How to disable auto-login on tty


sudo ln -s /dev/null /etc/systemd/system/[email protected]/autologin.conf

Configuration of SSH

I need SSH access to my Raspberry Pi’s to have some remote admin access and apply additional configuration with Ansible.

The (for me) easiest way to enable the SSH-server is just this:

  • Put a file named ssh into the mentioned “Boot”-volume.

That’s just it. Upon boot-up of your Raspberry Pi the SSH-server is started.

You now could use ssh-copy-id to configure the authorized_keys of your user and start using Ansible for further configuration.

Further configuration

You can apply further detailed configuration via the file config.txt in the “boot”-volume.

Use can use this file to apply this configuration for example:

  • Configure modes of the HDMI-output
  • enable / disable Bluetooth
  • enable / disable Audio
  • Overclocking

# For more options and information see

# <>

# Some settings may impact device functionality.
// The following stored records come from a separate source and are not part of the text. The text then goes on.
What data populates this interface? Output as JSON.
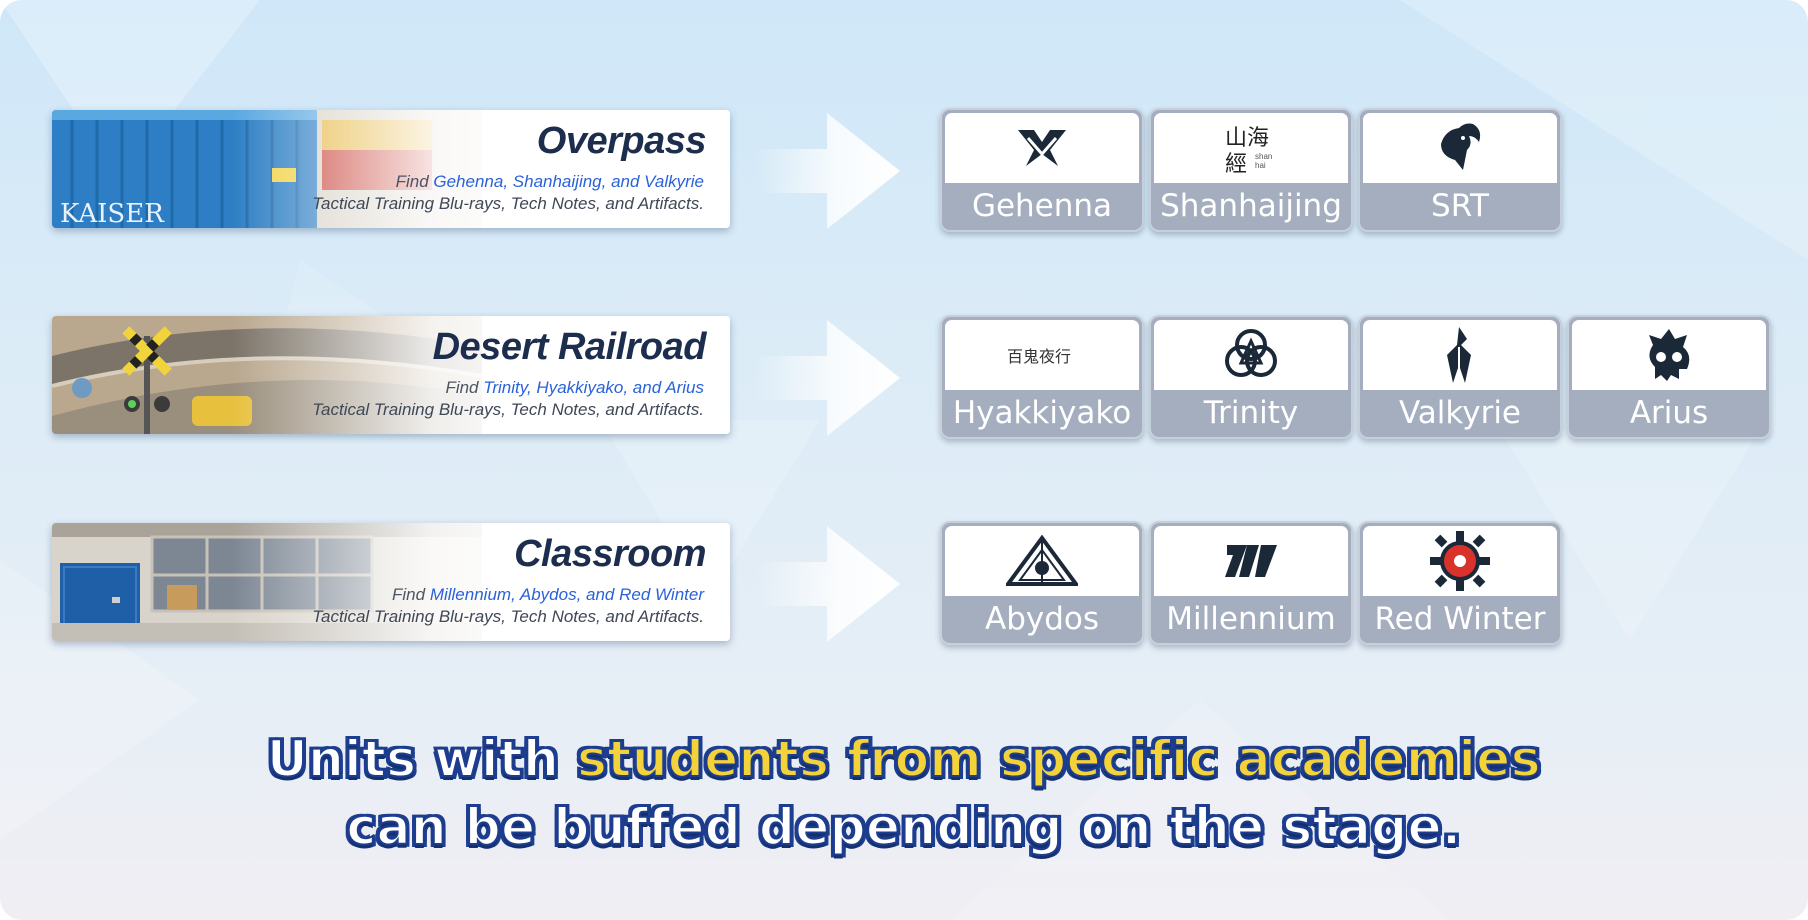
{
  "stages": [
    {
      "name": "Overpass",
      "find_prefix": "Find ",
      "find_highlight": "Gehenna, Shanhaijing, and Valkyrie",
      "description": "Tactical Training Blu-rays, Tech Notes, and Artifacts."
    },
    {
      "name": "Desert Railroad",
      "find_prefix": "Find ",
      "find_highlight": "Trinity, Hyakkiyako, and Arius",
      "description": "Tactical Training Blu-rays, Tech Notes, and Artifacts."
    },
    {
      "name": "Classroom",
      "find_prefix": "Find ",
      "find_highlight": "Millennium, Abydos, and Red Winter",
      "description": "Tactical Training Blu-rays, Tech Notes, and Artifacts."
    }
  ],
  "academies": [
    [
      {
        "label": "Gehenna",
        "icon": "gehenna-emblem-icon"
      },
      {
        "label": "Shanhaijing",
        "icon": "shanhaijing-emblem-icon"
      },
      {
        "label": "SRT",
        "icon": "srt-emblem-icon"
      }
    ],
    [
      {
        "label": "Hyakkiyako",
        "icon": "hyakkiyako-emblem-icon"
      },
      {
        "label": "Trinity",
        "icon": "trinity-emblem-icon"
      },
      {
        "label": "Valkyrie",
        "icon": "valkyrie-emblem-icon"
      },
      {
        "label": "Arius",
        "icon": "arius-emblem-icon"
      }
    ],
    [
      {
        "label": "Abydos",
        "icon": "abydos-emblem-icon"
      },
      {
        "label": "Millennium",
        "icon": "millennium-emblem-icon"
      },
      {
        "label": "Red Winter",
        "icon": "red-winter-emblem-icon"
      }
    ]
  ],
  "caption": {
    "line1_white": "Units with ",
    "line1_yellow": "students from specific academies",
    "line2": "can be buffed depending on the stage."
  },
  "colors": {
    "highlight_blue": "#2a62d8",
    "caption_yellow": "#f3d23a",
    "caption_outline": "#1d3d8f",
    "card_label_bg": "#a5aebf"
  }
}
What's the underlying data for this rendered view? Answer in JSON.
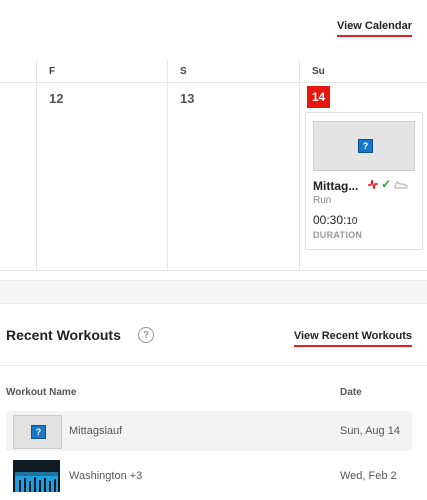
{
  "calendar": {
    "view_link": "View Calendar",
    "days": [
      {
        "header": "F",
        "number": "12"
      },
      {
        "header": "S",
        "number": "13"
      },
      {
        "header": "Su",
        "number": "14"
      }
    ],
    "workout_card": {
      "title": "Mittag...",
      "type": "Run",
      "duration_main": "00:30:",
      "duration_small": "10",
      "duration_label": "DURATION",
      "thumbnail_icon": "question-icon",
      "status_icons": [
        "heart-rate-icon",
        "check-icon",
        "shoe-icon"
      ],
      "thumbnail_icon_glyph": "?",
      "check_glyph": "✓"
    }
  },
  "recent_workouts": {
    "title": "Recent Workouts",
    "help_glyph": "?",
    "view_link": "View Recent Workouts",
    "columns": {
      "name": "Workout Name",
      "date": "Date"
    },
    "rows": [
      {
        "name": "Mittagslauf",
        "date": "Sun, Aug 14",
        "thumbnail": "placeholder-icon",
        "thumbnail_glyph": "?"
      },
      {
        "name": "Washington +3",
        "date": "Wed, Feb 2",
        "thumbnail": "map-thumbnail"
      }
    ]
  },
  "colors": {
    "accent": "#e8160c",
    "link_underline": "#e02020",
    "check": "#2a9d2a",
    "map_bars": "#1ea0e0"
  }
}
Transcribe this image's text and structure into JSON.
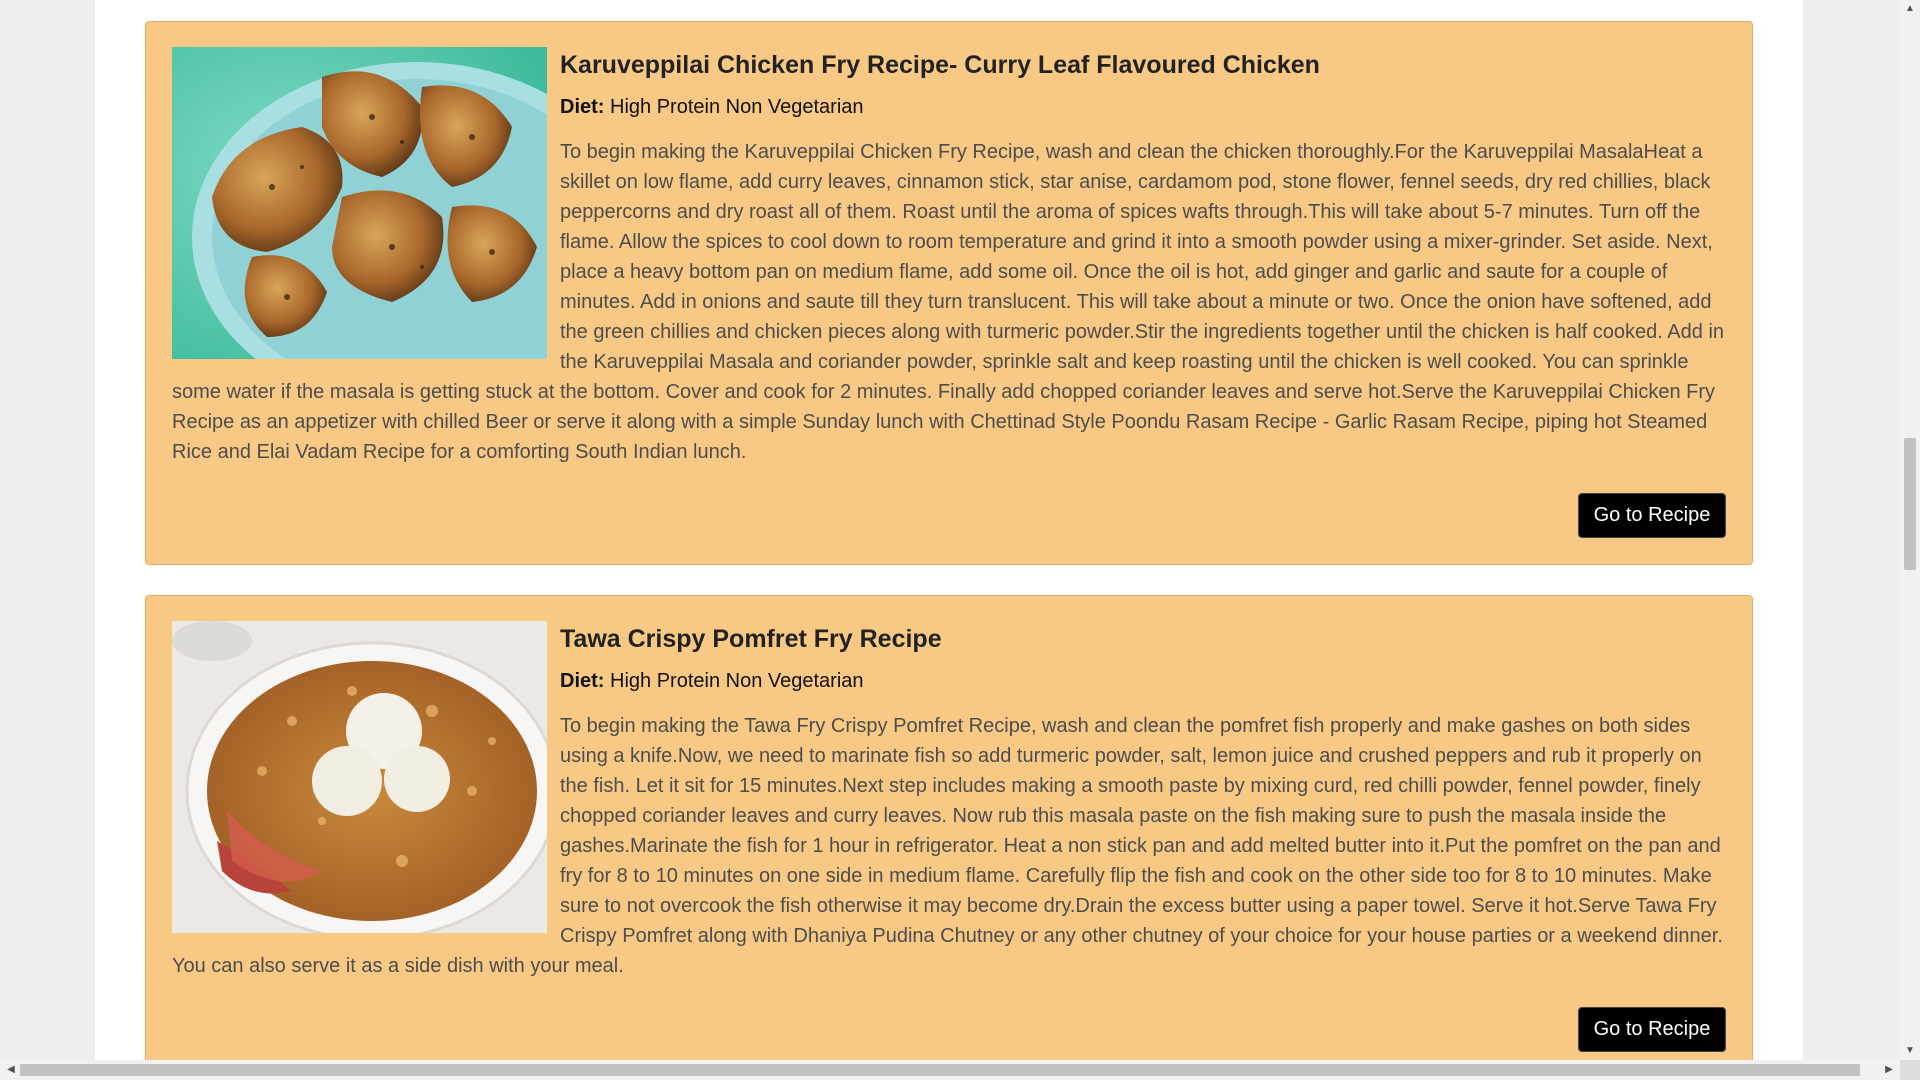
{
  "recipes": [
    {
      "title": "Karuveppilai Chicken Fry Recipe- Curry Leaf Flavoured Chicken",
      "diet_label": "Diet:",
      "diet": "High Protein Non Vegetarian",
      "description": "To begin making the Karuveppilai Chicken Fry Recipe, wash and clean the chicken thoroughly.For the Karuveppilai MasalaHeat a skillet on low flame, add curry leaves,  cinnamon stick, star anise, cardamom pod, stone flower, fennel seeds, dry red chillies, black peppercorns and dry roast all of them. Roast until the aroma of spices wafts through.This will take about 5-7 minutes. Turn off the flame. Allow the spices to cool down to room temperature and grind it into a smooth powder using a mixer-grinder. Set aside. Next, place a heavy bottom pan on medium flame, add some oil. Once the oil is hot, add ginger and garlic and saute for a couple of minutes. Add in onions and saute till they turn translucent. This will take about a minute or two.  Once the onion have softened, add the green chillies and chicken pieces along with turmeric powder.Stir the ingredients together until the chicken is half cooked. Add in the Karuveppilai Masala and coriander powder, sprinkle salt and keep roasting until the chicken is well cooked. You can sprinkle some water if the masala is getting stuck at the bottom. Cover and cook for 2 minutes. Finally add chopped coriander leaves and serve hot.Serve the Karuveppilai Chicken Fry Recipe as an appetizer with chilled Beer or serve it along with a simple Sunday lunch with Chettinad Style Poondu Rasam Recipe - Garlic Rasam Recipe, piping hot Steamed Rice  and Elai Vadam Recipe for a comforting South Indian lunch.",
      "button_label": "Go to Recipe"
    },
    {
      "title": "Tawa Crispy Pomfret Fry Recipe",
      "diet_label": "Diet:",
      "diet": "High Protein Non Vegetarian",
      "description": "To begin making the Tawa Fry Crispy Pomfret Recipe, wash and clean the pomfret fish properly and make gashes on both sides using a knife.Now, we need to marinate fish so add turmeric powder, salt, lemon juice and crushed peppers and rub it properly on the fish. Let it sit for 15 minutes.Next step includes making a smooth paste by mixing curd, red chilli powder, fennel powder, finely chopped coriander leaves and curry leaves. Now rub this masala paste on the fish making sure to push the masala inside the gashes.Marinate the fish for 1 hour in refrigerator. Heat a non stick pan and add melted butter into it.Put the pomfret on the pan and fry for 8 to 10 minutes on one side in medium flame. Carefully flip the fish and cook on the other side too for 8 to 10 minutes. Make sure to not overcook the fish otherwise it may become dry.Drain the excess butter using a paper towel. Serve it hot.Serve Tawa Fry Crispy Pomfret along with Dhaniya Pudina Chutney or any other chutney of your choice for your house parties or a weekend dinner. You can also serve it as a side dish with your meal.",
      "button_label": "Go to Recipe"
    }
  ],
  "colors": {
    "card_bg": "#f8c885",
    "card_border": "#e8ad62",
    "button_bg": "#000000",
    "button_text": "#ffffff"
  },
  "icons": {
    "scroll_up": "scroll-up-arrow-icon",
    "scroll_down": "scroll-down-arrow-icon",
    "scroll_left": "scroll-left-arrow-icon",
    "scroll_right": "scroll-right-arrow-icon"
  }
}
See link above for details

# uncomment if you get no picture on HDMI for a default "safe" mode

# hdmi_safe=1

# uncomment this if your display has a black border of unused pixels visible

# and your display can output without overscan


# uncomment the following to adjust overscan. Use positive numbers if console

# goes off screen, and negative if there is too much border

# overscan_left=16
# overscan_right=16
# overscan_top=16
# overscan_bottom=16

# uncomment to force a console size. By default it will be display's size minus

# overscan

# framebuffer_width=1280
# framebuffer_height=720

# uncomment if hdmi display is not detected and composite is being output


# uncomment to force a specific HDMI mode (this will force VGA)

# hdmi_group=2
# hdmi_mode=85

# uncomment to force a HDMI mode rather than DVI. This can make audio work in

# DMT (computer monitor) modes

# hdmi_drive=2

# uncomment to increase signal to HDMI, if you have interference, blanking, or

# no display

# config_hdmi_boost=4

# uncomment for composite PAL

# sdtv_mode=2

# uncomment to overclock the arm. 700 MHz is the default.
# arm_freq=800

# Uncomment some or all of these to enable the optional hardware interfaces

# dtparam=i2c_arm=on
# dtparam=i2s=on
# dtparam=spi=on

# Uncomment this to enable the lirc-rpi module

# dtoverlay=lirc-rpi

# Disable Bluetooth


# Additional overlays and parameters are documented /boot/overlays/README

# Enable audio (loads snd_bcm2835)



# Enable Debug-mode

# dtdebug=1

# sudo vcdbg log msg

# dtc -I fs /proc/device-tree